“Landscapes Below: Mapping and the New Science of Geology“, a new exhibition curated by Allison Ksiazkiewicz, is now open. Featuring the biggest-ever object (1.9mx1.6m) to go on display at the Library — George Bellas Greenough’s 1819 A Geological Map of England and Wales (the first map produced by the Geological Society of London), as well as a visually stunning collection of maps from the earliest days of geology – the exhibition explores how these new subterranean visions of the British landscape influenced our understanding of the Earth. All the maps belonging to the library are going on display for the first time.
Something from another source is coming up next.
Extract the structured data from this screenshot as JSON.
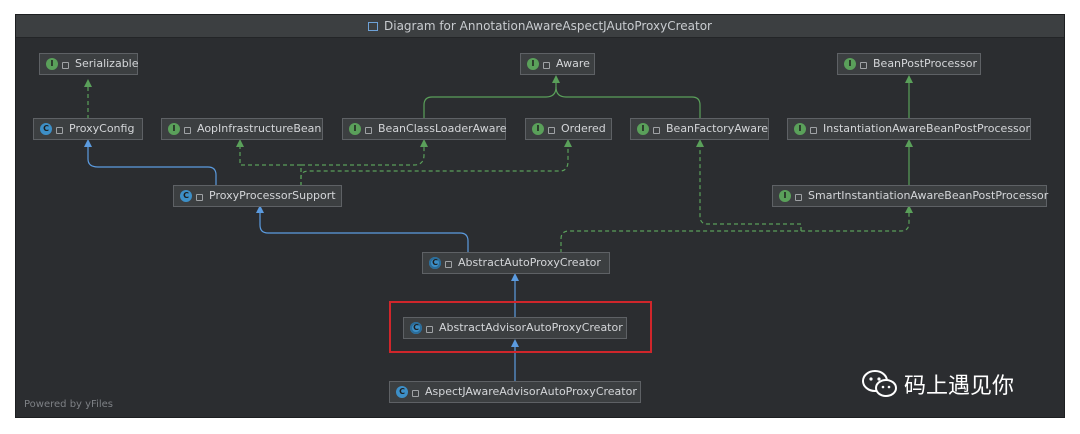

The exhibit runs from November 24, 2017 to March 29, 2018 at Cambridge University Library’s Milstein Exhibition Centre. Admission is free. Opening times are Mon-Fri 9am-6pm and Saturday 9am-16.30pm. Closed Sundays. Also please note that it is also CLOSED 24 December 2017 to 1 January 2018 inclusive (i.e. between Christmas and New Year).
Aabenraa’s name comes from aaben strand, or Danish for “open beach.” Denmark had long used “aa” to represent a Danish vowel sound that’s elusive for English speakers, but is kind of similar to the vowel in our word “caught.” But in 1948, the country decided to reform its spelling, replacing “aa” with “å”. That’s how this vowel is written in every other Scandinavian language. As a result, the Danish Language Board recommended that Aabenraa rename itself “Åbenrå.”
In 1955, Denmark decided that their new letter “Å” would be the last letter of the alphabet, coming after “Z” in the dictionary. Aabenraa, which was accustomed to being the world’s very first town alphabetically, was unenthusiastic about moving to the very bottom of the list overnight. Read this fun and informative article at Condé Nast Traveler to find out more!
Nike, UNIQLO, Ray-Ban – just some of the familiar names for fashion lovers. Ever wonder where the names come from? Did you know that NYX should be pronounced “nicks” after the Greek goddess of the night? Or that ASOS stands for the company’s original name “As Seen On Screen” and “ghd” simply stands for “good hair day”? Check out the infographic at Beauty Flash for more information on how some of the top brands got their names.